Hong Kong: Post arbitration award arrest jurisdiction


Published: 27 November 2014

Seasoned litigators will know that winning a case is just half the battle, and that until a judgment or award is successfully enforced the job is not "done". Recently the High Court in Hong Kong ruled on an interesting case where in rem jurisdiction was invoked to seek enforcement of a foreign arbitration award.

The Association is grateful to Messrs. Ince & Co. for contributing to this update.

The development

The Hong Kong High Court has recently allowed the use of its in rem jurisdiction for a shipowner to take action against a vessel in order to satisfy a foreign arbitration award pursued in personam.

While this case did more than raise a few eyebrows, on a proper construction it did not change the law or open up any new avenue. Indeed it appears that the successful party simply walked a path less trodden and in the process highlighted an otherwise often overlooked legal position under common law.

In the attached article, Messrs. Ince & Co. set out the circumstances of this case and how it might be useful to those seeking to enforce an award or judgment in the future.

Litigation loss prevention advice

A lot of time and effort may be expended, as well as very significant sums of money, in order to obtain a judgment or arbitration award.
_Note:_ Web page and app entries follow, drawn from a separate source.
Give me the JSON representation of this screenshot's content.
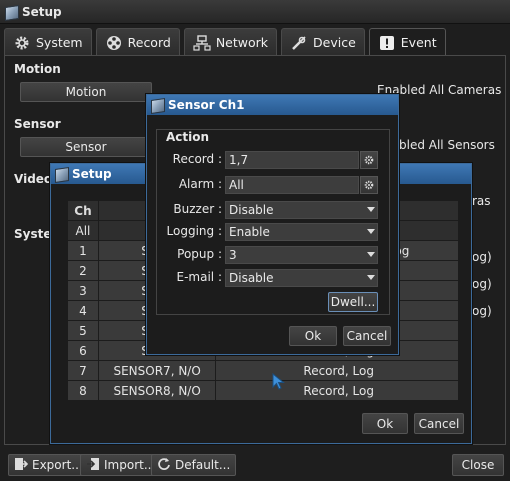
{
  "window": {
    "title": "Setup"
  },
  "tabs": [
    {
      "label": "System",
      "icon": "gear-icon"
    },
    {
      "label": "Record",
      "icon": "film-reel-icon"
    },
    {
      "label": "Network",
      "icon": "network-icon"
    },
    {
      "label": "Device",
      "icon": "wrench-icon"
    },
    {
      "label": "Event",
      "icon": "alert-icon"
    }
  ],
  "event": {
    "motion": {
      "heading": "Motion",
      "button": "Motion",
      "status": "Enabled All Cameras"
    },
    "sensor": {
      "heading": "Sensor",
      "button": "Sensor",
      "status": "bled All Sensors"
    },
    "video": {
      "heading": "Video",
      "status": "ras"
    },
    "system": {
      "heading": "Systen",
      "row_tail": "og)"
    }
  },
  "bottom": {
    "export": "Export...",
    "import": "Import...",
    "default": "Default...",
    "close": "Close"
  },
  "setup_dialog": {
    "title": "Setup",
    "columns": [
      "Ch",
      "Se"
    ],
    "all_label": "All",
    "rows": [
      {
        "ch": "1",
        "sensor": "SENS",
        "action": "og"
      },
      {
        "ch": "2",
        "sensor": "SENS",
        "action": ""
      },
      {
        "ch": "3",
        "sensor": "SENS",
        "action": ""
      },
      {
        "ch": "4",
        "sensor": "SENS",
        "action": ""
      },
      {
        "ch": "5",
        "sensor": "SENS",
        "action": ""
      },
      {
        "ch": "6",
        "sensor": "SENS",
        "action": "Record, Log"
      },
      {
        "ch": "7",
        "sensor": "SENSOR7, N/O",
        "action": "Record, Log"
      },
      {
        "ch": "8",
        "sensor": "SENSOR8, N/O",
        "action": "Record, Log"
      }
    ],
    "ok": "Ok",
    "cancel": "Cancel"
  },
  "sensor_dialog": {
    "title": "Sensor Ch1",
    "group": "Action",
    "record": {
      "label": "Record :",
      "value": "1,7"
    },
    "alarm": {
      "label": "Alarm :",
      "value": "All"
    },
    "buzzer": {
      "label": "Buzzer :",
      "value": "Disable"
    },
    "logging": {
      "label": "Logging :",
      "value": "Enable"
    },
    "popup": {
      "label": "Popup :",
      "value": "3"
    },
    "email": {
      "label": "E-mail :",
      "value": "Disable"
    },
    "dwell": "Dwell...",
    "ok": "Ok",
    "cancel": "Cancel"
  }
}
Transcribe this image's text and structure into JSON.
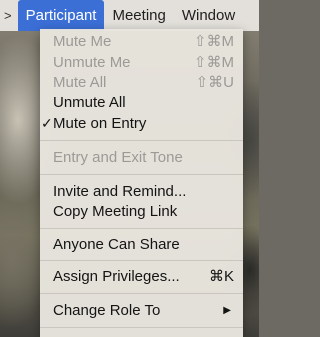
{
  "menubar": {
    "items": [
      ">",
      "Participant",
      "Meeting",
      "Window"
    ]
  },
  "menu": {
    "mute_me": {
      "label": "Mute Me",
      "shortcut": "⇧⌘M"
    },
    "unmute_me": {
      "label": "Unmute Me",
      "shortcut": "⇧⌘M"
    },
    "mute_all": {
      "label": "Mute All",
      "shortcut": "⇧⌘U"
    },
    "unmute_all": {
      "label": "Unmute All"
    },
    "mute_on_entry": {
      "label": "Mute on Entry",
      "checkmark": "✓"
    },
    "entry_exit_tone": {
      "label": "Entry and Exit Tone"
    },
    "invite_remind": {
      "label": "Invite and Remind..."
    },
    "copy_link": {
      "label": "Copy Meeting Link"
    },
    "anyone_share": {
      "label": "Anyone Can Share"
    },
    "assign_privileges": {
      "label": "Assign Privileges...",
      "shortcut": "⌘K"
    },
    "change_role": {
      "label": "Change Role To",
      "submenu_arrow": "▶"
    }
  },
  "colors": {
    "highlight": "#3b6fd6",
    "menu_bg": "#e8e5de",
    "disabled_text": "#9b9a96"
  }
}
At times the pursuit of this outcome distracts from the most important aspect to litigation: ensuring that the final outcome makes the entire venture economically viable. In other words, judgments and awards are very expensive affairs with a poor ROI if they are not honoured or successfully enforced.

The Association would therefore recommend that equal time and thought are given at the outset of a matter to how it can be secured, as much as is given to the substantive merits of the claim to be pursued.

Where the prospects of getting paid following a successful case are poor as are the prospects of enforcing a judgment or award it will be prudent to conduct a rigorous stress test on the proposed case to weigh up its likely cost against the chance of the hoped for outcome. Such "reality testing" helps to ensure that any subsequent step is taken with a due appreciation of the litigation risk that may follow.